uhub0: device problem, disabling port 1

“Uh-oh”, I whispered. “That’s doesn’t sound good”.

I tried to plug the drive on all the USB ports, always leading to the same error (the port number was different each time. No surprise). Since the keyboard as also attached via USB, I tried different combinations of the USB drive with and without the USB keyboard on different ports. Always the same.

For the sake of testing, I plugged on old USB 1.1 drive. It worked. But didn’t have enough space.

“Don’t let those USB shenanigans bamboozle you”, I told myself. “Just try with a good old SD card!”. And that was the Final Drama™️.

After dd‘ing the image onto an SD card, booting the Mac from it and redoing the installer’s steps, the same happened: no file sets.

Again, dropping off to a shell, the SD card wasn’t seen by the kernel. Again, by unplugging and plugging, a message appeared to the console, this time saying that there wasn’t enough power for the sdmmc0 device. But by doing so multiple times, the SD card was finally there. But still, the installer didn’t find the sets.

After issuing:

/dev/ sd1
disklabel sd1

There was just… nothing. The SD card was seen, attached to the right kernel driver, had a dev node, but it wasn’t possible to see the partitions, and de facto mount anything.

I poured myself a glass of wine and gave up. End of The Drama Arc™️.

NetBSD: easily triggered by AMD

“NetBSD is a free, fast, secure, and highly portable Unix-like Open Source operating system. It is available for a wide range of platforms, from large-scale servers and powerful desktop systems to handheld and embedded devices.”

—, The NetBSD Project

After just a bit more googling, I found that the bwfm driver had been ported to NetBSD.

Making a USB drive with the installer was just downloading the image and:

# dd if=/path/to/NetBSD-9.3-amd64-install.img of=/dev/rdiskX bs=4M && sync

The iMac happily started booting… until:

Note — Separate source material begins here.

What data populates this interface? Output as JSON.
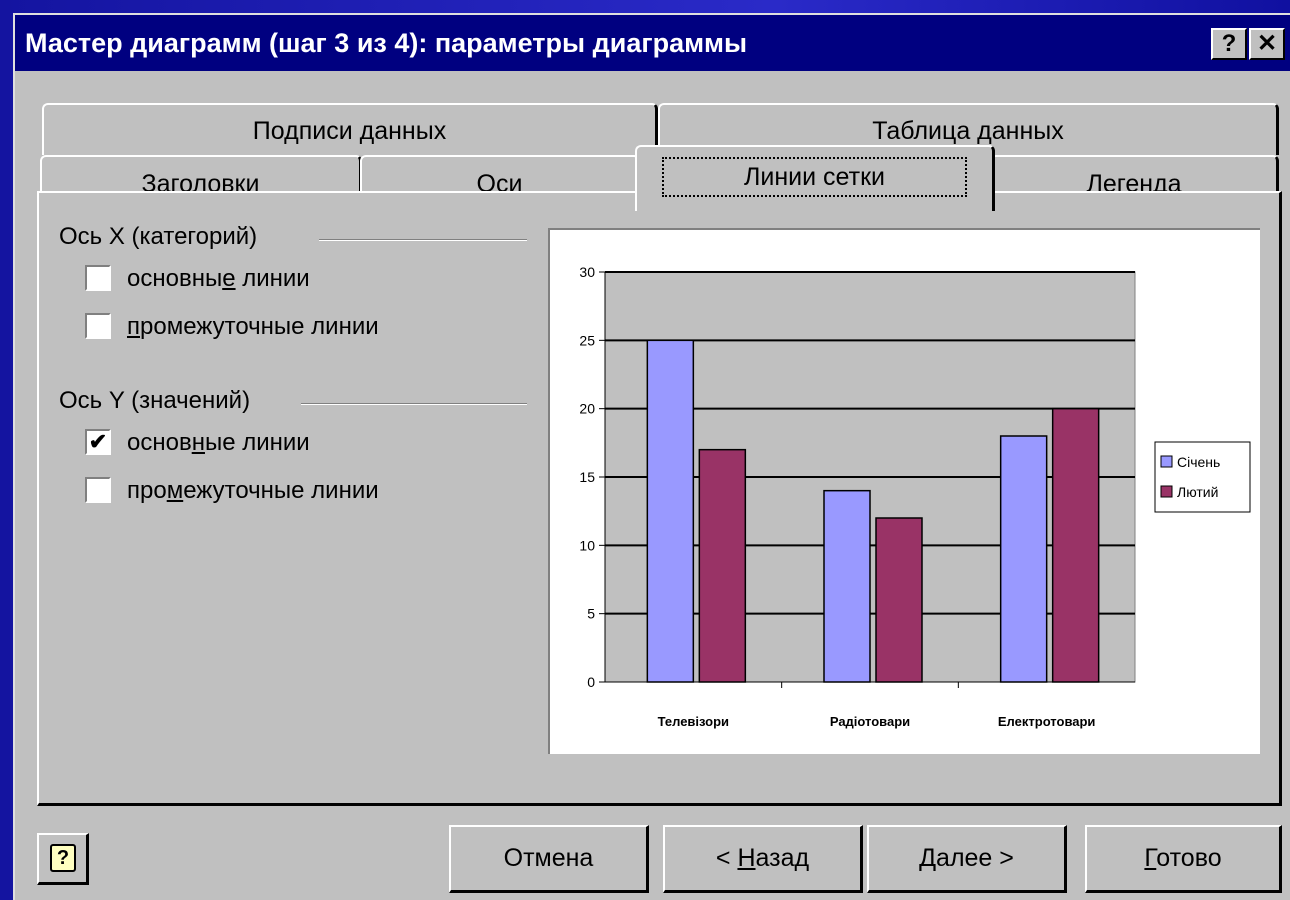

drm: initializing kernel modesetting
drm: register mmio base: [hex]
drm: register mmio size: [int]
drm: doorbell mmio base: [hex]
drm: doorbell mmio size: [int]
DRM error in radeon_get_bios: Unable to locate a BIOS ROM
: error: fatal error during GPU init
radeon0: unable to attach drm: 22

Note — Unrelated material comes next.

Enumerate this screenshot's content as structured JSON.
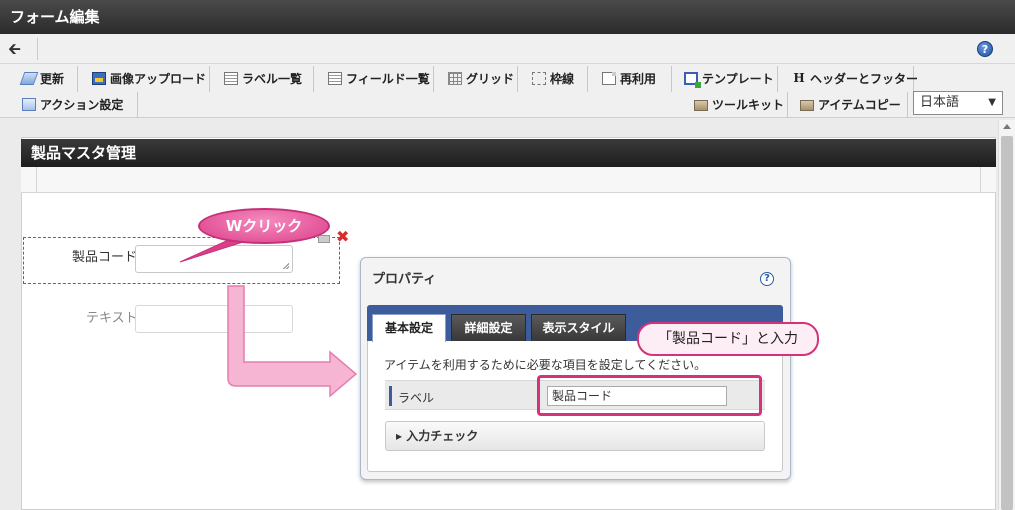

I nervously laughed, finished the bottle of wine, turned off the iMac and went outside to touch some grass.

Final Word

I hugely respect the work of the various BSD teams and developers. GNU/Linux gets most of, if not all, the attention of the Open Source community and companies, letting the BSDs little room to be, evolve and grow.

We collectively owe much to the BSDs. They serve us. They secure us. They entertain us. And they go to space. Many vendors used at least a component from a BSD, giving their permissive license.

Seeing that none of them was able to run as I wanted them to on a end-user computer with some kinda outdated hardware is painful.

By Pierre Blazquez

I mess with computers, drink too much coffee and listen to music at max volume.